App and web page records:

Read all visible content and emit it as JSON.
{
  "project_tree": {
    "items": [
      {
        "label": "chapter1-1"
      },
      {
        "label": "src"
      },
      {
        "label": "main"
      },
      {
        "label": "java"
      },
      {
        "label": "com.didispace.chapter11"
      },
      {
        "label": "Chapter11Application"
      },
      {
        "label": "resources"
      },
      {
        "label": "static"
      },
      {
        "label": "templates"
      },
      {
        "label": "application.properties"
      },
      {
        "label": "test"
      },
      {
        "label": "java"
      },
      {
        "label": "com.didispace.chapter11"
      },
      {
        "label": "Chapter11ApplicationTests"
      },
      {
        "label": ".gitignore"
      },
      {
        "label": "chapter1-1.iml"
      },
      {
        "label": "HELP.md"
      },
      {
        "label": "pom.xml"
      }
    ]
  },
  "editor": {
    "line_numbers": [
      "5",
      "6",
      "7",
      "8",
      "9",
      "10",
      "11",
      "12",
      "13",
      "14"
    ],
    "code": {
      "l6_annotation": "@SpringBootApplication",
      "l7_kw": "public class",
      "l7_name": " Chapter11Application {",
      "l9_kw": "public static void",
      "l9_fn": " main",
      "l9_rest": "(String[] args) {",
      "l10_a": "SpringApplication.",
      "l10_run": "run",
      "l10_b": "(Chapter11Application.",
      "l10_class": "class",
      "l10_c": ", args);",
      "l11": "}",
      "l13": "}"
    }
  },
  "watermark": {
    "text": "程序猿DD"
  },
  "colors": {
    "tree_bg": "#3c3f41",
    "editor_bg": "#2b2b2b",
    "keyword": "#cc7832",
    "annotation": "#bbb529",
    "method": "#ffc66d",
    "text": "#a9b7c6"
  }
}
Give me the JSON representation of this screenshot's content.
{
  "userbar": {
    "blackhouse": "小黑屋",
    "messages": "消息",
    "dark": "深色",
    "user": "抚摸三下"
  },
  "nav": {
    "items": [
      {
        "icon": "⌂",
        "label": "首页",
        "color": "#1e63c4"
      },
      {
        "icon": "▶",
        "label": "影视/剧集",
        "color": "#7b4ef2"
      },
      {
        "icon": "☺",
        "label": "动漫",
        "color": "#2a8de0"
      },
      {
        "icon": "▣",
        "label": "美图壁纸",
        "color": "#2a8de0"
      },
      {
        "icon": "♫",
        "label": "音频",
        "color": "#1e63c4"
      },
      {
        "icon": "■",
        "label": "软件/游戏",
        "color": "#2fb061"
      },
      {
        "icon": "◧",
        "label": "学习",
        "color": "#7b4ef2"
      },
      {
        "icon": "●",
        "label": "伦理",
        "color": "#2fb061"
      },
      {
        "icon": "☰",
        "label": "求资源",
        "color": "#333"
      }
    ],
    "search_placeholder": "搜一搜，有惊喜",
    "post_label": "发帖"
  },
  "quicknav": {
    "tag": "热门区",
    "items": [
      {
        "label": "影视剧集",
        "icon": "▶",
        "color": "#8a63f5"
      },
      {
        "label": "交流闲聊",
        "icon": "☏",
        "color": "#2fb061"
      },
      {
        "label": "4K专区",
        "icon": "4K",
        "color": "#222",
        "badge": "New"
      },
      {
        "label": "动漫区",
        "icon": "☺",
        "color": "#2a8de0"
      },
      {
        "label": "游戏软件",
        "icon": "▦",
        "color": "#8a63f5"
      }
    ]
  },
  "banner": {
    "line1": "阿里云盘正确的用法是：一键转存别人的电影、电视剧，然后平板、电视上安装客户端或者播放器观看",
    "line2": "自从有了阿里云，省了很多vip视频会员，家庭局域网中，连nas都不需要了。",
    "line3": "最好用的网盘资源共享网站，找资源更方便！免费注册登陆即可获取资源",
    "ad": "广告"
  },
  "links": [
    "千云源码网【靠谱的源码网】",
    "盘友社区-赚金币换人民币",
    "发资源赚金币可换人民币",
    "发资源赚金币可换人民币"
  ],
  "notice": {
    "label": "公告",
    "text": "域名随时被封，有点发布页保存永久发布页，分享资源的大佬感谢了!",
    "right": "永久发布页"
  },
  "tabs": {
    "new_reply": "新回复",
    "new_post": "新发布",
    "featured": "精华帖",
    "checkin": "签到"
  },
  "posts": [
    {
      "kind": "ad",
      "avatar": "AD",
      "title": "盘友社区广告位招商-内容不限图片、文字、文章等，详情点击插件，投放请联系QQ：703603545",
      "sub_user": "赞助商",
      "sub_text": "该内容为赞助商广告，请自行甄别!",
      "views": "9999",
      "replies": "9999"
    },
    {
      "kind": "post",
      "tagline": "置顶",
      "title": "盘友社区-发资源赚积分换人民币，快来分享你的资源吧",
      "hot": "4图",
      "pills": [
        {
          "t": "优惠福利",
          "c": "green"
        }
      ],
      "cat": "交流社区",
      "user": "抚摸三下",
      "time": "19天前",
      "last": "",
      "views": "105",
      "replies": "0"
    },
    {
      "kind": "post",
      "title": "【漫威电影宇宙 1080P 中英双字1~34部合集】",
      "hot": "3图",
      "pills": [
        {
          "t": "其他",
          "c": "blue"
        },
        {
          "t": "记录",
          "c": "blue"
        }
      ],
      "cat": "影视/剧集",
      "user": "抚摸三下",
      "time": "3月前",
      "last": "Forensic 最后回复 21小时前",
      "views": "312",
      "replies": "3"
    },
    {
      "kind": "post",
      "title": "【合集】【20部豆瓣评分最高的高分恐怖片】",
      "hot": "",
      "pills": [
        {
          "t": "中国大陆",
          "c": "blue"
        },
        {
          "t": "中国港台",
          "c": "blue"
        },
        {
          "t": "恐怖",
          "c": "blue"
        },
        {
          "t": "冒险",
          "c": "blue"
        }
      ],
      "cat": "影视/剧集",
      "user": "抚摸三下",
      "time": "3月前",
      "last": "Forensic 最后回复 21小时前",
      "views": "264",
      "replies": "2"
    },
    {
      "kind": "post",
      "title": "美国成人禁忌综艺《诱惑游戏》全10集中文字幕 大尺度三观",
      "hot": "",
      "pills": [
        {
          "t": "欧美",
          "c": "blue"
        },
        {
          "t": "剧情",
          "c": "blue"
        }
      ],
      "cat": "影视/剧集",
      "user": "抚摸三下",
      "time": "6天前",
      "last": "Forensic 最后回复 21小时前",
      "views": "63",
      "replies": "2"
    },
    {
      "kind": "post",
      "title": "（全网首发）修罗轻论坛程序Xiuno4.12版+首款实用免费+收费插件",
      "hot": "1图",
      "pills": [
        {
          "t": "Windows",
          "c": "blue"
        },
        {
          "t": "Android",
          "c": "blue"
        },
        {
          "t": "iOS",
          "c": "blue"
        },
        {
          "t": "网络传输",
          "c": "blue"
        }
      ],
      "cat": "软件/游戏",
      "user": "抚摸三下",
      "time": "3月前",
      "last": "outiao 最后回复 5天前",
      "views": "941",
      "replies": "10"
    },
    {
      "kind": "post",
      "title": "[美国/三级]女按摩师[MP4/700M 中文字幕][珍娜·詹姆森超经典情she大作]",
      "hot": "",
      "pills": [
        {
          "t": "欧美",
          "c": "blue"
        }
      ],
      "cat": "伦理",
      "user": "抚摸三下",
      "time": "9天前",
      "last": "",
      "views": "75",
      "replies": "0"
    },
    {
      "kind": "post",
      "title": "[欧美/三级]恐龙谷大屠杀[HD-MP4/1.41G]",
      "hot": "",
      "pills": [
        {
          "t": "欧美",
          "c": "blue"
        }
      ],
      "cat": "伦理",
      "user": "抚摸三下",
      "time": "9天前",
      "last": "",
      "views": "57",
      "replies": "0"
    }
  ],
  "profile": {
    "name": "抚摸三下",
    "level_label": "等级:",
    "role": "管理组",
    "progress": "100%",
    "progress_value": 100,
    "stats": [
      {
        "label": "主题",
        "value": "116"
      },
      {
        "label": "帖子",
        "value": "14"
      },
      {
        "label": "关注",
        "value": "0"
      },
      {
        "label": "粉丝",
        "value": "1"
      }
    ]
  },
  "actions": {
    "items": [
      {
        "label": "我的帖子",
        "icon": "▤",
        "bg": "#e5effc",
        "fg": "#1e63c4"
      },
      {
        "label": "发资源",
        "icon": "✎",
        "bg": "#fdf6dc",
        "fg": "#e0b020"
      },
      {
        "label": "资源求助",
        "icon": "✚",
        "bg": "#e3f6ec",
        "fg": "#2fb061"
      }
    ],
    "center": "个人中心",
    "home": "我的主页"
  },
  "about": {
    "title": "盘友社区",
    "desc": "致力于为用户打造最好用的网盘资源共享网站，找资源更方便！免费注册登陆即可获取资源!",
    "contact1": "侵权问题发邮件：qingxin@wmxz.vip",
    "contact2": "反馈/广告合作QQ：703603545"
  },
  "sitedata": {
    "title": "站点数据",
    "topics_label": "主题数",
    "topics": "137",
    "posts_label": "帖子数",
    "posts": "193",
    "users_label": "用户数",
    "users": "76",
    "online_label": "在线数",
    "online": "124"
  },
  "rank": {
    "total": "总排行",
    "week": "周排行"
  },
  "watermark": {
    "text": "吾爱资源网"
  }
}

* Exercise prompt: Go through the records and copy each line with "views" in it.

* Output for this task:
      "views": "9999",
      "views": "105",
      "views": "312",
      "views": "264",
      "views": "63",
      "views": "941",
      "views": "75",
      "views": "57",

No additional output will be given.